Surveillance is a crucial tool employed by the IMF to monitor the economic and financial developments of its member countries. Through regular consultations and the publication of reports, the IMF assesses the macroeconomic policies, exchange rate regimes, and financial vulnerabilities of member nations. By identifying risks and imbalances, the IMF can provide policy advice to countries, helping them address challenges and maintain economic stability.
In times of economic crises or financial distress, the IMF has the ability to provide financial assistance to member countries through its lending programs. These programs aim to address balance of payments problems, which occur when a country faces difficulties in meeting its international financial obligations. The IMF lends funds to countries in need, helping them stabilize their economies, restore confidence, and implement necessary policy adjustments. Lending programs typically come with conditions, known as policy conditionality, to ensure that the borrowing country undertakes appropriate reforms to address underlying issues and restore economic stability.
Moreover, the IMF provides technical assistance and capacity development to member countries. This includes policy advice, training programs, and expertise in areas such as fiscal management, monetary policy, and financial sector supervision. By enhancing the capacity of member countries to design and implement sound economic policies, the IMF contributes to their long-term economic growth and stability.

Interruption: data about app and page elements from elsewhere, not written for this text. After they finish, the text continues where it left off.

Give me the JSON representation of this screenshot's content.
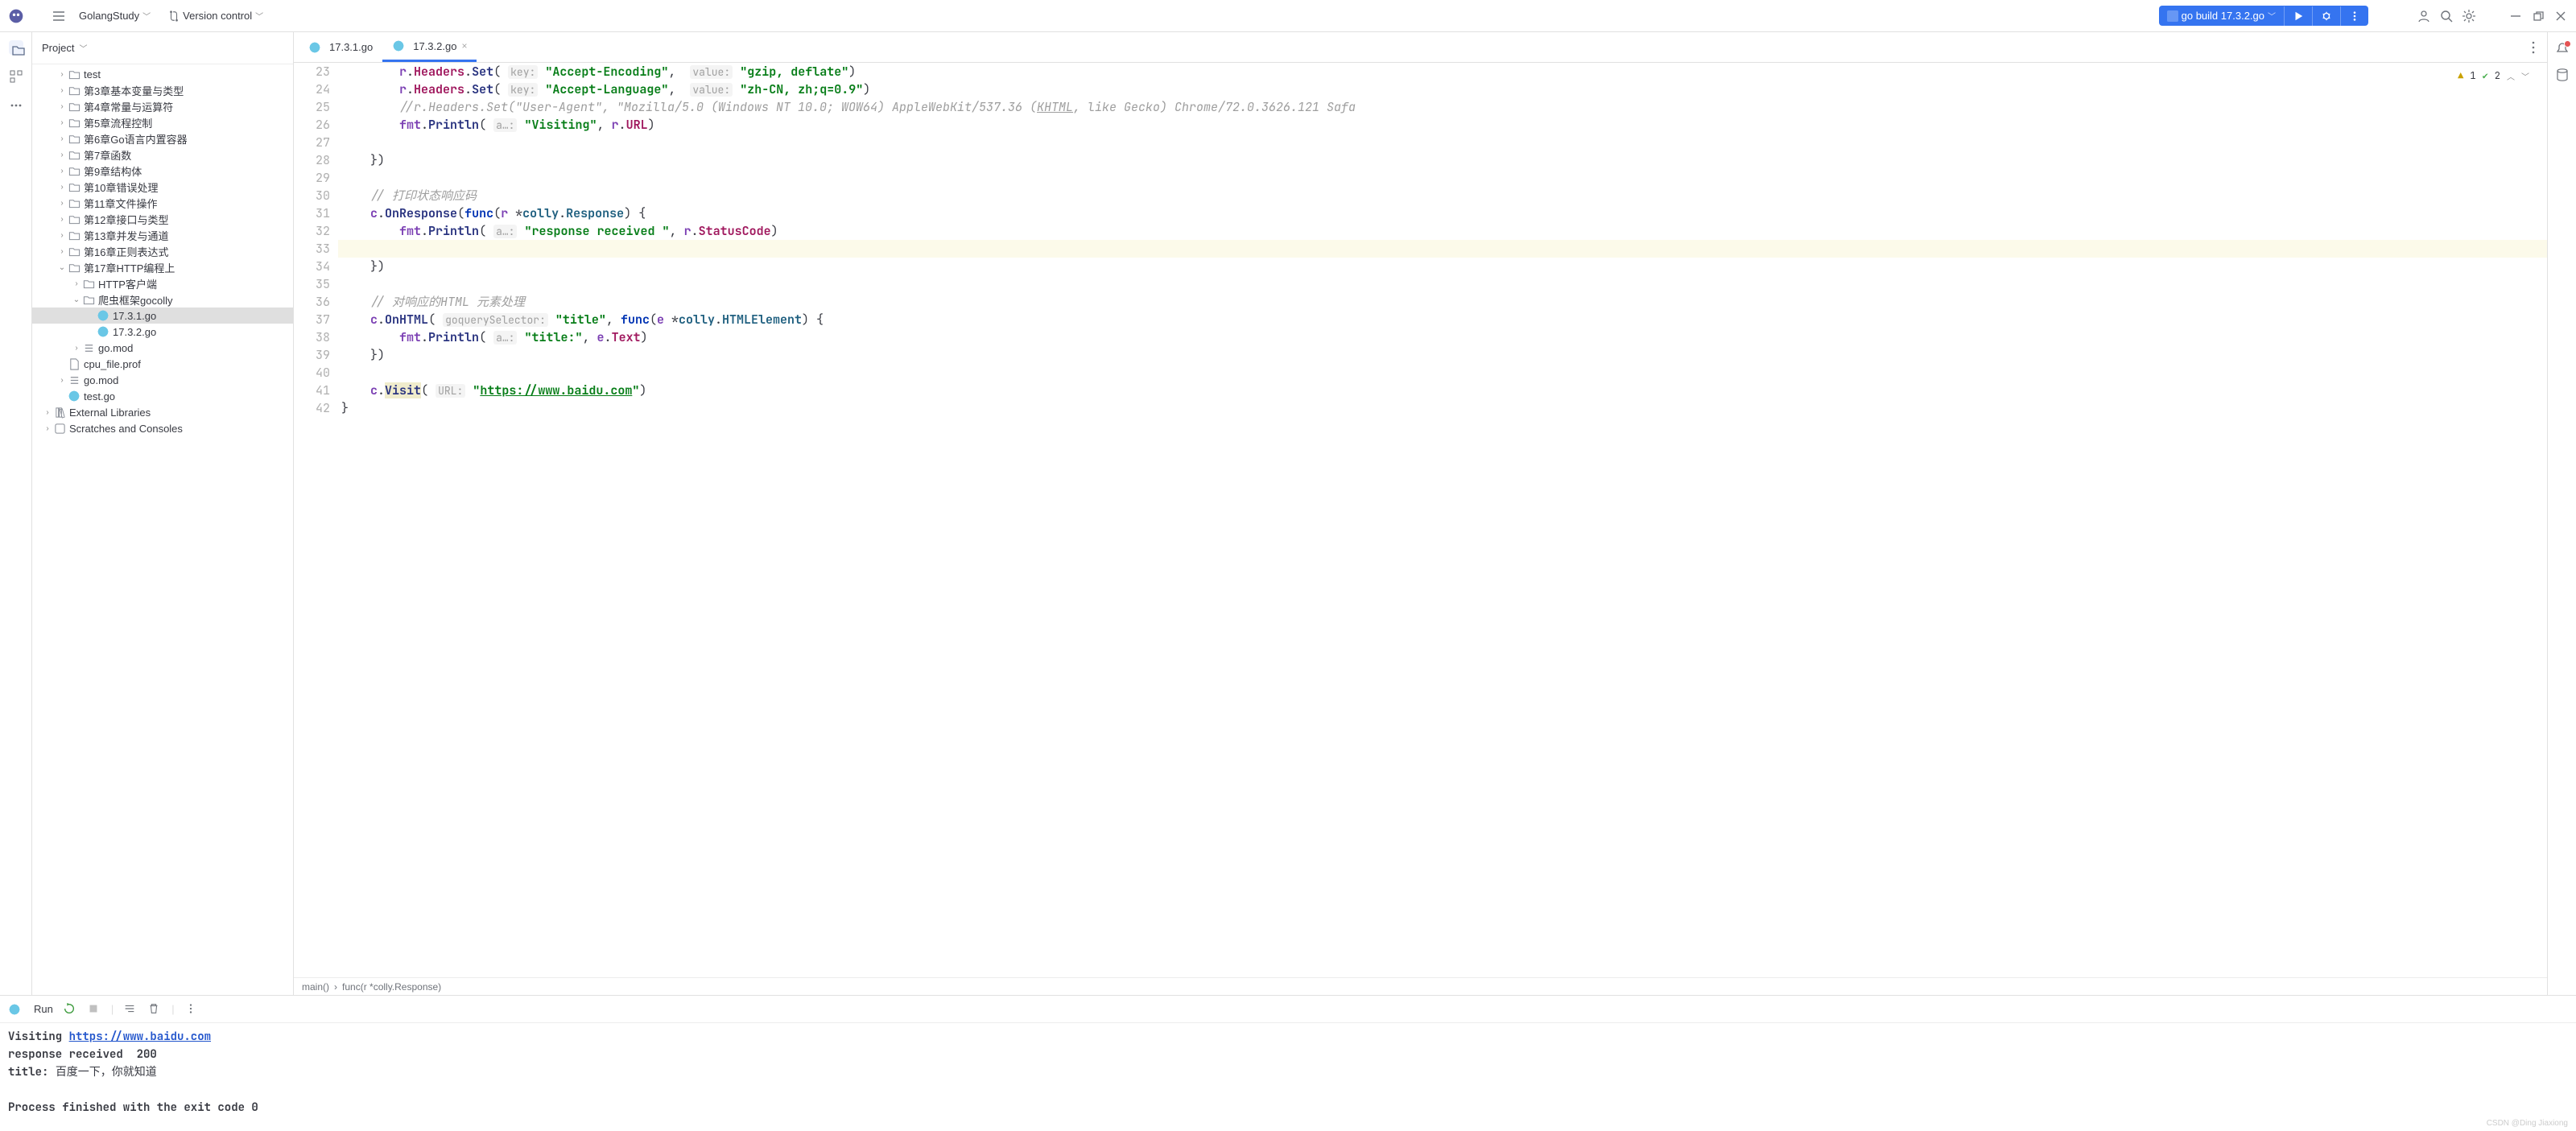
{
  "titlebar": {
    "project": "GolangStudy",
    "vcs": "Version control",
    "run_label": "go build 17.3.2.go"
  },
  "project_pane": {
    "title": "Project",
    "items": [
      {
        "depth": 1,
        "arrow": ">",
        "icon": "folder",
        "label": "test"
      },
      {
        "depth": 1,
        "arrow": ">",
        "icon": "folder",
        "label": "第3章基本变量与类型"
      },
      {
        "depth": 1,
        "arrow": ">",
        "icon": "folder",
        "label": "第4章常量与运算符"
      },
      {
        "depth": 1,
        "arrow": ">",
        "icon": "folder",
        "label": "第5章流程控制"
      },
      {
        "depth": 1,
        "arrow": ">",
        "icon": "folder",
        "label": "第6章Go语言内置容器"
      },
      {
        "depth": 1,
        "arrow": ">",
        "icon": "folder",
        "label": "第7章函数"
      },
      {
        "depth": 1,
        "arrow": ">",
        "icon": "folder",
        "label": "第9章结构体"
      },
      {
        "depth": 1,
        "arrow": ">",
        "icon": "folder",
        "label": "第10章错误处理"
      },
      {
        "depth": 1,
        "arrow": ">",
        "icon": "folder",
        "label": "第11章文件操作"
      },
      {
        "depth": 1,
        "arrow": ">",
        "icon": "folder",
        "label": "第12章接口与类型"
      },
      {
        "depth": 1,
        "arrow": ">",
        "icon": "folder",
        "label": "第13章并发与通道"
      },
      {
        "depth": 1,
        "arrow": ">",
        "icon": "folder",
        "label": "第16章正则表达式"
      },
      {
        "depth": 1,
        "arrow": "v",
        "icon": "folder",
        "label": "第17章HTTP编程上"
      },
      {
        "depth": 2,
        "arrow": ">",
        "icon": "folder",
        "label": "HTTP客户端"
      },
      {
        "depth": 2,
        "arrow": "v",
        "icon": "folder",
        "label": "爬虫框架gocolly"
      },
      {
        "depth": 3,
        "arrow": "",
        "icon": "go",
        "label": "17.3.1.go",
        "selected": true
      },
      {
        "depth": 3,
        "arrow": "",
        "icon": "go",
        "label": "17.3.2.go"
      },
      {
        "depth": 2,
        "arrow": ">",
        "icon": "list",
        "label": "go.mod"
      },
      {
        "depth": 1,
        "arrow": "",
        "icon": "file",
        "label": "cpu_file.prof"
      },
      {
        "depth": 1,
        "arrow": ">",
        "icon": "list",
        "label": "go.mod"
      },
      {
        "depth": 1,
        "arrow": "",
        "icon": "go",
        "label": "test.go"
      },
      {
        "depth": 0,
        "arrow": ">",
        "icon": "lib",
        "label": "External Libraries"
      },
      {
        "depth": 0,
        "arrow": ">",
        "icon": "scratch",
        "label": "Scratches and Consoles"
      }
    ]
  },
  "tabs": [
    {
      "icon": "go",
      "label": "17.3.1.go",
      "active": false,
      "closeable": false
    },
    {
      "icon": "go",
      "label": "17.3.2.go",
      "active": true,
      "closeable": true
    }
  ],
  "inspections": {
    "warn": "1",
    "ok": "2"
  },
  "gutter_start": 23,
  "code_html": [
    "        <span class='tok-id'>r</span>.<span class='tok-field'>Headers</span>.<span class='tok-fn'>Set</span>( <span class='tok-hint'>key:</span> <span class='tok-str'>\"Accept-Encoding\"</span>,  <span class='tok-hint'>value:</span> <span class='tok-str'>\"gzip, deflate\"</span>)",
    "        <span class='tok-id'>r</span>.<span class='tok-field'>Headers</span>.<span class='tok-fn'>Set</span>( <span class='tok-hint'>key:</span> <span class='tok-str'>\"Accept-Language\"</span>,  <span class='tok-hint'>value:</span> <span class='tok-str'>\"zh-CN, zh;q=0.9\"</span>)",
    "        <span class='tok-cmt'>//r.Headers.Set(\"User-Agent\", \"Mozilla/5.0 (Windows NT 10.0; WOW64) AppleWebKit/537.36 (<u>KHTML</u>, like Gecko) Chrome/72.0.3626.121 Safa</span>",
    "        <span class='tok-id'>fmt</span>.<span class='tok-fn'>Println</span>( <span class='tok-hint'>a…:</span> <span class='tok-str'>\"Visiting\"</span>, <span class='tok-id'>r</span>.<span class='tok-field'>URL</span>)",
    "",
    "    })",
    "",
    "    <span class='tok-cmt'>// 打印状态响应码</span>",
    "    <span class='tok-id'>c</span>.<span class='tok-fn'>OnResponse</span>(<span class='tok-kw'>func</span>(<span class='tok-id'>r</span> *<span class='tok-type'>colly</span>.<span class='tok-type'>Response</span>) {",
    "        <span class='tok-id'>fmt</span>.<span class='tok-fn'>Println</span>( <span class='tok-hint'>a…:</span> <span class='tok-str'>\"response received \"</span>, <span class='tok-id'>r</span>.<span class='tok-field'>StatusCode</span>)",
    "",
    "    })",
    "",
    "    <span class='tok-cmt'>// 对响应的HTML 元素处理</span>",
    "    <span class='tok-id'>c</span>.<span class='tok-fn'>OnHTML</span>( <span class='tok-hint'>goquerySelector:</span> <span class='tok-str'>\"title\"</span>, <span class='tok-kw'>func</span>(<span class='tok-id'>e</span> *<span class='tok-type'>colly</span>.<span class='tok-type'>HTMLElement</span>) {",
    "        <span class='tok-id'>fmt</span>.<span class='tok-fn'>Println</span>( <span class='tok-hint'>a…:</span> <span class='tok-str'>\"title:\"</span>, <span class='tok-id'>e</span>.<span class='tok-field'>Text</span>)",
    "    })",
    "",
    "    <span class='tok-id'>c</span>.<span class='tok-fn tok-visit'>Visit</span>( <span class='tok-hint'>URL:</span> <span class='tok-str'>\"<span class='tok-link'>https://www.baidu.com</span>\"</span>)",
    "}"
  ],
  "code_hl_index": 10,
  "breadcrumbs": [
    "main()",
    "func(r *colly.Response)"
  ],
  "run_header": {
    "label": "Run"
  },
  "console": {
    "line1_prefix": "Visiting ",
    "line1_link": "https://www.baidu.com",
    "line2": "response received  200",
    "line3_prefix": "title: ",
    "line3_cn": "百度一下，你就知道",
    "exit": "Process finished with the exit code 0"
  },
  "watermark": "CSDN @Ding Jiaxiong"
}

To fulfill its role effectively, the IMF utilizes several key instruments. One of these is the Special Drawing Right (SDR), which is an international reserve asset created by the IMF. The SDR serves as a supplementary reserve asset that can be used by member countries to supplement their official reserves. It provides liquidity and serves as a unit of account for transactions between member countries and the IMF. The value of the SDR is determined by a basket of major currencies, including the US dollar, euro, yen, and pound sterling.
Another important instrument employed by the IMF is conditionality. When providing financial assistance to member countries, the IMF attaches conditions to ensure that the borrowing country undertakes necessary reforms and policy adjustments. These conditions typically include measures aimed at fiscal consolidation, structural reforms, and improvements in governance and transparency. The implementation of these conditions is monitored by the IMF through periodic reviews and disbursements of funds, providing an incentive for countries to follow through on their commitments.
Furthermore, the IMF promotes international monetary cooperation through its involvement in global initiatives and collaborations. It works closely with other international organizations, such as the World Bank and the World Trade Organization, to address common challenges and promote economic development. The IMF also engages in bilateral and multilateral discussions with member countries and coordinates efforts to tackle global issues, such as financial crises, exchange rate volatility, and debt sustainability.
In conclusion, the International Monetary Fund plays a vital role in managing money on a global scale. Through its functions of surveillance, lending, and technical assistance, the IMF promotes global monetary cooperation and helps maintain financial stability among its member countries. By employing instruments such as the Special Drawing Right and conditionality